In most but not all cases, the test to qualify for these benefits is based on qualifying for the “Disability Tax Credit”, which requires having a physician complete a Form T2201 (for some disabilities, other health-care providers also qualify), certifying that the person has a “severe and prolonged impairment” that affects the person’s “activities of daily living” in a particular way. The Act and Form T2201 have detailed requirements which must be met to qualify.
Once a person qualifies for the Disability Tax Credit, here are some other benefits that are available:
- certain disability-related employment benefits (transportation, parking and an attendant) are non-taxable

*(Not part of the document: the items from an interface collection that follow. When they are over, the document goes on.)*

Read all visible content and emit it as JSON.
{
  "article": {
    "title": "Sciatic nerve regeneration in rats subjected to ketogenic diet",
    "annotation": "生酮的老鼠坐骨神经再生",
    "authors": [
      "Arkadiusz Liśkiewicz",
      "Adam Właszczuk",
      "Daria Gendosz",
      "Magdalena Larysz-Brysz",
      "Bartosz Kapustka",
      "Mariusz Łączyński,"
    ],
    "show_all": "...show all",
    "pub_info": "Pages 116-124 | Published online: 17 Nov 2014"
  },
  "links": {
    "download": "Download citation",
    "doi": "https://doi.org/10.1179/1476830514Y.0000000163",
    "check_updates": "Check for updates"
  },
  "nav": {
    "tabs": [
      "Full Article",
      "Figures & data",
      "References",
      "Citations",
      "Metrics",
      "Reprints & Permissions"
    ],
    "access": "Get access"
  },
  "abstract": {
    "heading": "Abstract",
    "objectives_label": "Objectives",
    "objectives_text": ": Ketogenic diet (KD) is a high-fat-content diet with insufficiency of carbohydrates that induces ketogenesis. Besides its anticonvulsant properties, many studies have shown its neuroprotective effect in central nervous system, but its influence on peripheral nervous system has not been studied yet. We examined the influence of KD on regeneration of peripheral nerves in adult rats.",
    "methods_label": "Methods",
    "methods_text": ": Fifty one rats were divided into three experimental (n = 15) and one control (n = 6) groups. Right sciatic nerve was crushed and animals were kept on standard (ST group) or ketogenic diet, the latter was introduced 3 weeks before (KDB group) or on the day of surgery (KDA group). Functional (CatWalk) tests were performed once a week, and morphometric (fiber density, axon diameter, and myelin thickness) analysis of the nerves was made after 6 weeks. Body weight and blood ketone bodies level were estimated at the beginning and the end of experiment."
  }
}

- deductions are allowed for a wide range of “disability supports” required to enable the person to work, study or carry on grant-funded research
- medical expense credit for nursing home care, attendant, group home care or certain therapy

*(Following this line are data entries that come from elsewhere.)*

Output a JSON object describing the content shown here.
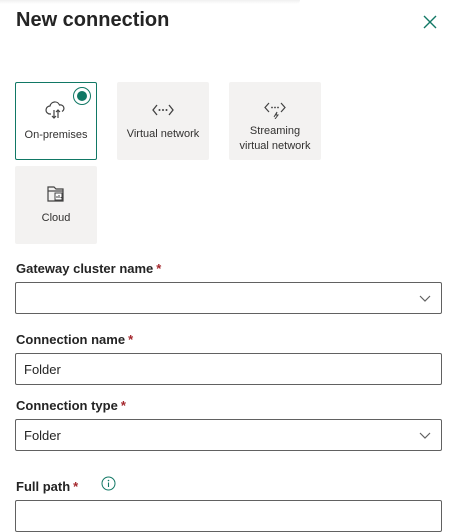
{
  "dialog": {
    "title": "New connection"
  },
  "connection_types": [
    {
      "label_line1": "On-premises",
      "label_line2": "",
      "icon": "cloud-gateway-icon",
      "selected": true
    },
    {
      "label_line1": "Virtual network",
      "label_line2": "",
      "icon": "virtual-network-icon",
      "selected": false
    },
    {
      "label_line1": "Streaming",
      "label_line2": "virtual network",
      "icon": "streaming-network-icon",
      "selected": false
    },
    {
      "label_line1": "Cloud",
      "label_line2": "",
      "icon": "cloud-folder-icon",
      "selected": false
    }
  ],
  "form": {
    "gateway_cluster": {
      "label": "Gateway cluster name",
      "required_mark": "*",
      "value": ""
    },
    "connection_name": {
      "label": "Connection name",
      "required_mark": "*",
      "value": "Folder"
    },
    "connection_type": {
      "label": "Connection type",
      "required_mark": "*",
      "value": "Folder"
    },
    "full_path": {
      "label": "Full path",
      "required_mark": "*",
      "value": ""
    }
  },
  "colors": {
    "accent": "#117865",
    "required": "#a4262c",
    "tile_bg": "#f3f2f1"
  }
}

- 15 % Home Accessibility Tax Credit, for qualifying expenditures
- $750 Disability Home Purchase Credit
- higher education credit for part-time student (eliminated after 2016)
- higher Working Income Tax Benefit
- eligibility for a Registered Disability Savings Plan
- more flexible rules with a Registered Education Savings Plan
- enhanced Home Buyer’s Plan (using RRSP to help fund a home purchase)
- reduced withholdings if using the Lifelong Learning Plan (using RRSP to help fund education)
- a “qualified disability trust” for the person can be taxed at low marginal rates not available to other trusts
- a trust for the person can make a “preferredbeneficiary election” to allocate income to the person without paying it (104(14))
Where the taxpayer’s child has such a disability, the following are some of the available benefits:
- the Disability Tax Credit can be claimed by the taxpayer for the child
- higher Child Tax Benefit (called the Canada Child Benefit starting July 2016)
- higher child-care expense deduction limits
- higher children’s fitness and arts credits (these are eliminated after 2016)
- there is a limited exclusion from the “kiddie tax” (tax on split income).
There are various other benefits and credits as well, which have varying requirements, many not as restrictive as qualifying for the Disability Tax Credit.